By Ogozi John
The US Attorney General’s Office has reported that a man identified as Christopher Cain, 26, from Chicago, who used the not so well known method of “cracking cards” to steal more than $180,000, has been sentenced to five years in prison.
Cain’s fraudulent operation involved collecting debit cards and personal identification numbers (PIN) from recruited cardholders with the promise that they would share in the proceeds, a promise that he usually failed to keep.
After getting the card and PIN, he then would deposit counterfeit checks into the cardholder’s bank account and immediately make withdrawals from automatic teller machines (ATM), leaving the cardholders to deal with the banks when the fraudulent transaction is discovered.
According to the report, Cain used a recruiter to scout for young cardholders on Facebook, YouTube and other social media platforms, targeting university campuses, concert venues and similar places where a high number of gullible, cash-hungry young people could be found.
With a tattoo of an ATM on his arm, and over two years of engaging in the crime, Cain was becoming notorious, having made 50 cash withdrawals with the card details of 49 different cardholders from one ATM on Chicago’s South Side.

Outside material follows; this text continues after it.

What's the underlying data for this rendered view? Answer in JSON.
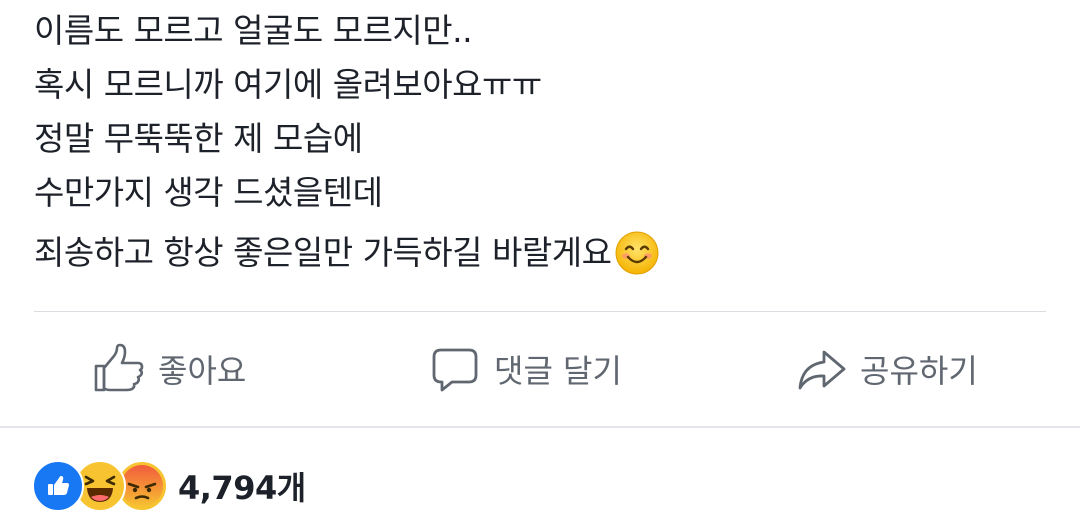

The long arm of the law caught up with him in July, as he pleaded guilty to bank fraud and named 15 others, including a relative, that were involved in fraudulent ATM transactions and 3 people that made counterfeit checks.
Frank Himel, Cain’s attorney, said his willingness to co-operate with authorities and the fact that he suffers from bipolar disorder, a mental disease, should have been justification for his sentence to only be 30 months.

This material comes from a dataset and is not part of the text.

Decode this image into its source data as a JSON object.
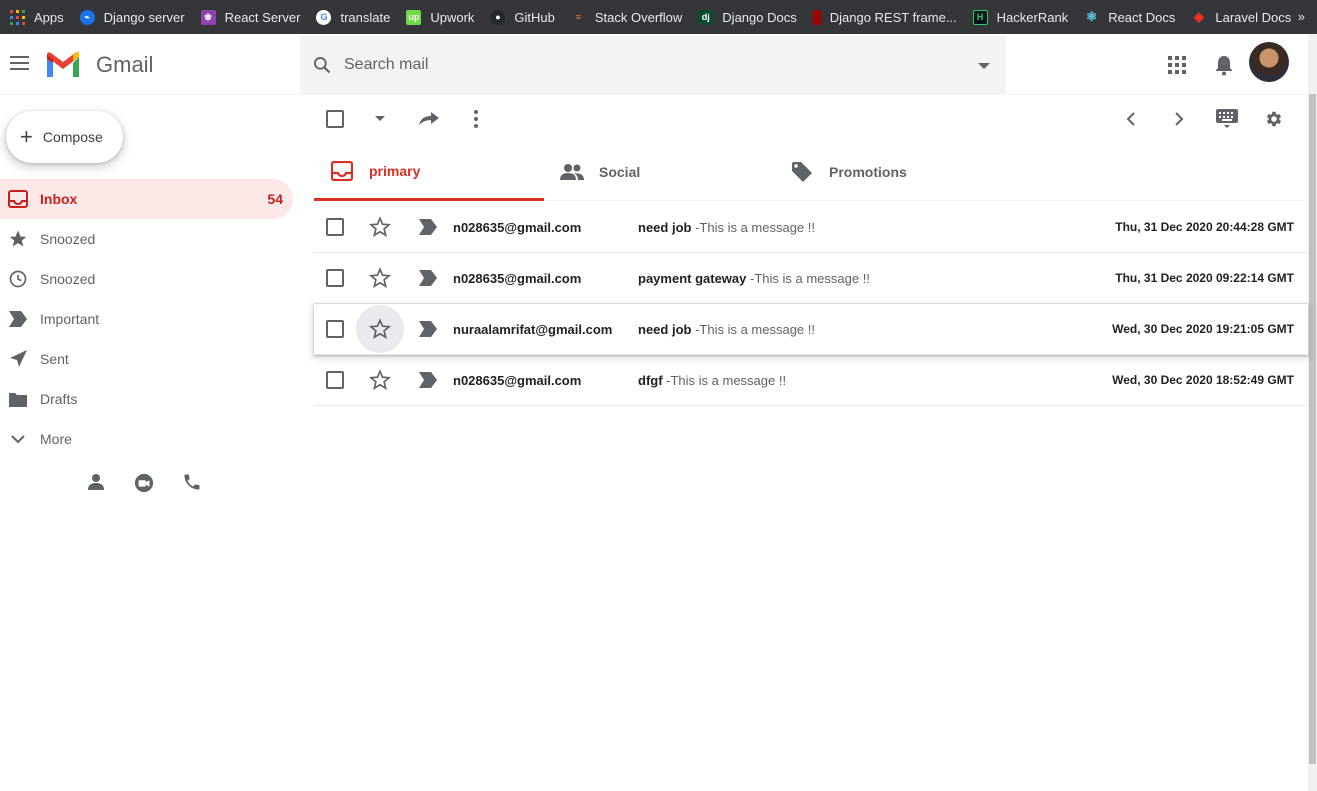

An investigator has said that more than 1,000 young people in Chicago have reported to being victims of the cracking-card scheme within the last two years.